Results: On average there was no large scale dissatisfaction. with an average score of 3.0 for all respondents and all 12 questions. Dissatisfaction was greatest for the system's ability to; answer questions about normal medical knowledge (2.5) and simplify the collection of information for discharge notes (2.6). Satisfaction was highest for was greatest for the system's ability to; document the physical evaluations of patients (3.6) and acquire results from previous examinations and tests (3.4). When comparing different systems, nurses were not more dissatisfied with a particular system (2.9-3.4) but dissatisfaction was present for different functions across all the systems that were used. The largest variations between systems was for the issue of the systems ability to acquire information about medicines (1.7). When looking at years of employment, there was no linear correlation between the length of employment as a nurse and the responses to particular questions or on average for all the questions. When looking at the amount of education in the system, there was a correlation of responses to three of the questions; increasing education gave more satisfaction regarding the systems ability to provide an overview of the patient's medical condition (from 2.8 to 3.0 to 3.3) as well as the system's ability to simplify the collection of information for discharge notes (from 2.4 to 2.6 to 2.8). Increased education led though to more dissatisfaction regarding the systems ability to document daily care. There was no linear positive correlation between education and decreasing dissatisfaction
Discussion: This knowledge acquired from this study can be used to improve the experiences in the use of electronic medical records among Swedish nurses.. A limitation in this study was that no differentiation was made between the different types of nurses, with their different tasks and responsibilities. The work can be a pilot study for further research with a larger sample that would provide reliability. In a larger study those issues that appeared to point to dissatisfaction could be delved into in greater depth. Differences between different groups of nurses could also be studied to give more refined results. While there was no extensive dissatisfaction found, most of the responses varied narrowly from 3.0. Given the role that electronic medical records play for nurses and by extension the health of patients, it could be argued that a score of 3.0 is insufficient. It is somewhat surprising then that nurses are not "heard" from more. Even the nurses' union was initially reluctant to allow the researchers access to their members. Access to the limited number of 500 was eventually given.

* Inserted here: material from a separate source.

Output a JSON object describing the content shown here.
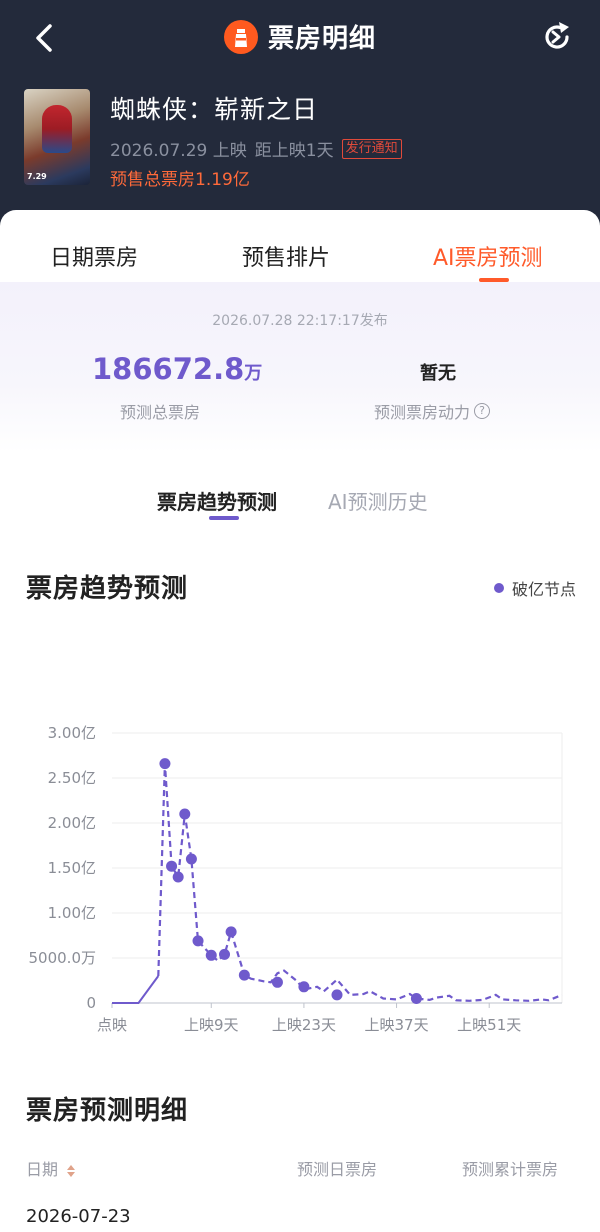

Acknowledgments: Thanks to the Swedish Association of Health Professionals, for assistance in getting access to nurses to participate in this study.
Place, publisher, year, edition, pages
Linköping: Linköping University Electronic Press , 2013. 91-91 p.
, Linköping Electronic Conference Proceedings, ISSN 1650-3686 ; 91
Electronic medical records, nurses, survey
journalsystem, sjuksköterskor, kartläggning
Research subject Computer and Systems Sciences
IdentifiersURN: urn:nbn:se:su:diva-97741ISBN: 978‐91‐7519‐518‐6OAI: oai:DiVA.org:su-97741DiVA: diva2:679971
Scandinavian Conference on Health Informatics 2013, Copenhagen, Denmark, August 20, 2013